Walter Reed Army Medical Center is investigating the former head of a program that aids injured soldiers.

The probe is into the activities of Michael J. Wagner, who until last month ran the Army's Medical Family Assistance Center, Army spokesman Paul Boyce said Tuesday.
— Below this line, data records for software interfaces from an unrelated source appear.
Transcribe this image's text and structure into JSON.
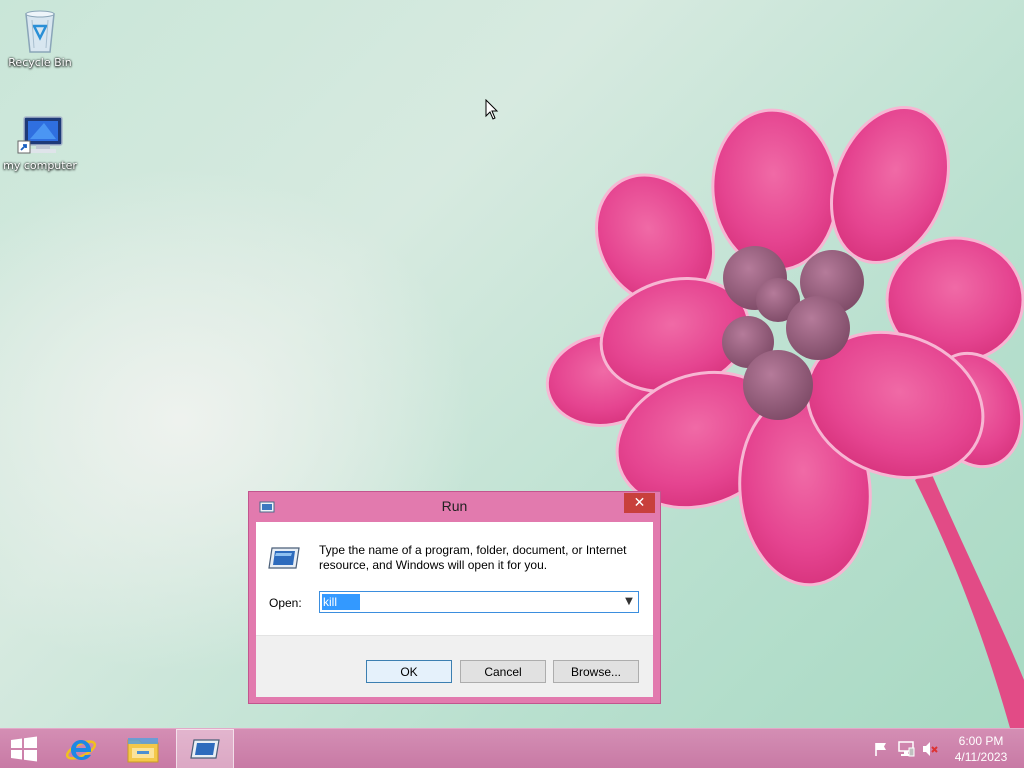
{
  "desktop": {
    "icons": [
      {
        "label": "Recycle Bin",
        "icon": "recycle-bin-icon"
      },
      {
        "label": "my computer",
        "icon": "computer-shortcut-icon"
      }
    ]
  },
  "run_dialog": {
    "title": "Run",
    "close_label": "✕",
    "description": "Type the name of a program, folder, document, or Internet resource, and Windows will open it for you.",
    "open_label": "Open:",
    "open_value": "kill",
    "ok_label": "OK",
    "cancel_label": "Cancel",
    "browse_label": "Browse..."
  },
  "taskbar": {
    "pinned": [
      {
        "icon": "windows-start-icon"
      },
      {
        "icon": "internet-explorer-icon"
      },
      {
        "icon": "file-explorer-icon"
      },
      {
        "icon": "run-app-icon"
      }
    ],
    "tray": {
      "icons": [
        "action-center-flag-icon",
        "network-icon",
        "volume-muted-icon"
      ],
      "time": "6:00 PM",
      "date": "4/11/2023"
    }
  },
  "colors": {
    "accent": "#e27aae",
    "taskbar": "#cc80aa",
    "close_button": "#c8403c",
    "selection": "#3399ff"
  }
}
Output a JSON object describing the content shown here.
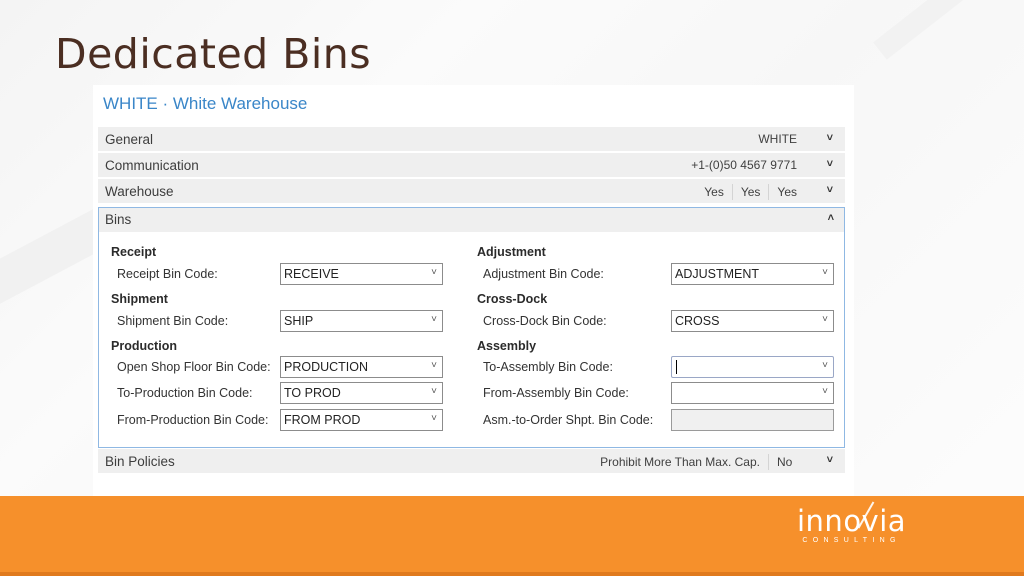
{
  "slide": {
    "title": "Dedicated Bins"
  },
  "window": {
    "title": "WHITE · White Warehouse"
  },
  "fasttabs": [
    {
      "label": "General",
      "summary": [
        "WHITE"
      ],
      "state": "collapsed"
    },
    {
      "label": "Communication",
      "summary": [
        "+1-(0)50 4567 9771"
      ],
      "state": "collapsed"
    },
    {
      "label": "Warehouse",
      "summary": [
        "Yes",
        "Yes",
        "Yes"
      ],
      "state": "collapsed"
    },
    {
      "label": "Bins",
      "summary": [],
      "state": "expanded"
    },
    {
      "label": "Bin Policies",
      "summary": [
        "Prohibit More Than Max. Cap.",
        "No"
      ],
      "state": "collapsed"
    }
  ],
  "bins": {
    "left": [
      {
        "group": "Receipt",
        "fields": [
          {
            "label": "Receipt Bin Code:",
            "value": "RECEIVE",
            "type": "dropdown"
          }
        ]
      },
      {
        "group": "Shipment",
        "fields": [
          {
            "label": "Shipment Bin Code:",
            "value": "SHIP",
            "type": "dropdown"
          }
        ]
      },
      {
        "group": "Production",
        "fields": [
          {
            "label": "Open Shop Floor Bin Code:",
            "value": "PRODUCTION",
            "type": "dropdown"
          },
          {
            "label": "To-Production Bin Code:",
            "value": "TO PROD",
            "type": "dropdown"
          },
          {
            "label": "From-Production Bin Code:",
            "value": "FROM PROD",
            "type": "dropdown"
          }
        ]
      }
    ],
    "right": [
      {
        "group": "Adjustment",
        "fields": [
          {
            "label": "Adjustment Bin Code:",
            "value": "ADJUSTMENT",
            "type": "dropdown"
          }
        ]
      },
      {
        "group": "Cross-Dock",
        "fields": [
          {
            "label": "Cross-Dock Bin Code:",
            "value": "CROSS",
            "type": "dropdown"
          }
        ]
      },
      {
        "group": "Assembly",
        "fields": [
          {
            "label": "To-Assembly Bin Code:",
            "value": "",
            "type": "dropdown",
            "focused": true
          },
          {
            "label": "From-Assembly Bin Code:",
            "value": "",
            "type": "dropdown"
          },
          {
            "label": "Asm.-to-Order Shpt. Bin Code:",
            "value": "",
            "type": "readonly"
          }
        ]
      }
    ]
  },
  "icons": {
    "chevron_down": "⌄",
    "chevron_up": "^",
    "dropdown_arrow": "⌄"
  },
  "branding": {
    "logo_name": "innovia",
    "logo_sub": "CONSULTING",
    "accent_color": "#f6902b",
    "title_color": "#4b2e22",
    "link_color": "#3a86c8"
  }
}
The center links businesses, charities and other donors with wounded troops who need financial help or families strained by living costs, air fares and other expenses when they come to Washington to visit or help care for injured soldiers.

The Washington Post — citing documents and interviews with current and former staff members at the assistance center — said Wagner was seeking funders and soliciting donations for a Dallas, Texas, charity at the same time he administered the Army program.

Wagner is now a director of the Texas-based charity, the Military, Veteran and Family Assistance Foundation, a nonprofit group that provides services and resources for veterans and their families.

He could not immediately be reached for comment Tuesday at the foundation office, where another official said Wagner would issue a statement later in the day.

The newspaper said that in a telephone interview Wagner denied he had solicited funds for the charity or made contact with donors during office hours. "It's just not true," he was quoted as saying. "I intentionally stayed out of that. I couldn't do that. I couldn't do both."

Wagner said the charity was founded by his brother and that he did not officially become its executive director until he left Walter Reed, according to the Post.

The story was the latest in a Post series that also disclosed bureaucratic delays and substandard living conditions endured by some soldiers there as outpatients, as well as problems in receiving benefits.

Two senators on Tuesday urged Defense Secretary Robert Gates to launch an inspector general's investigation into what they called the "deplorable living conditions facing returning Iraq and Afghanistan war veterans."

In their letter to Gates, Democratic Sens. Barbara Mikulski of Maryland and Patty Murray of Washington also urged him to investigate conditions at the Navy's top hospital — the National Naval Medical Center — in Bethesda, Md.

"If conditions at Walter Reed, the crown jewel of military health care facilities, have degraded to the point where mouse traps are handed out to patients, how can we feel confident that our troops and veterans truly have the care and transition assistance they have been promised at any facility across the country?" the senators wrote.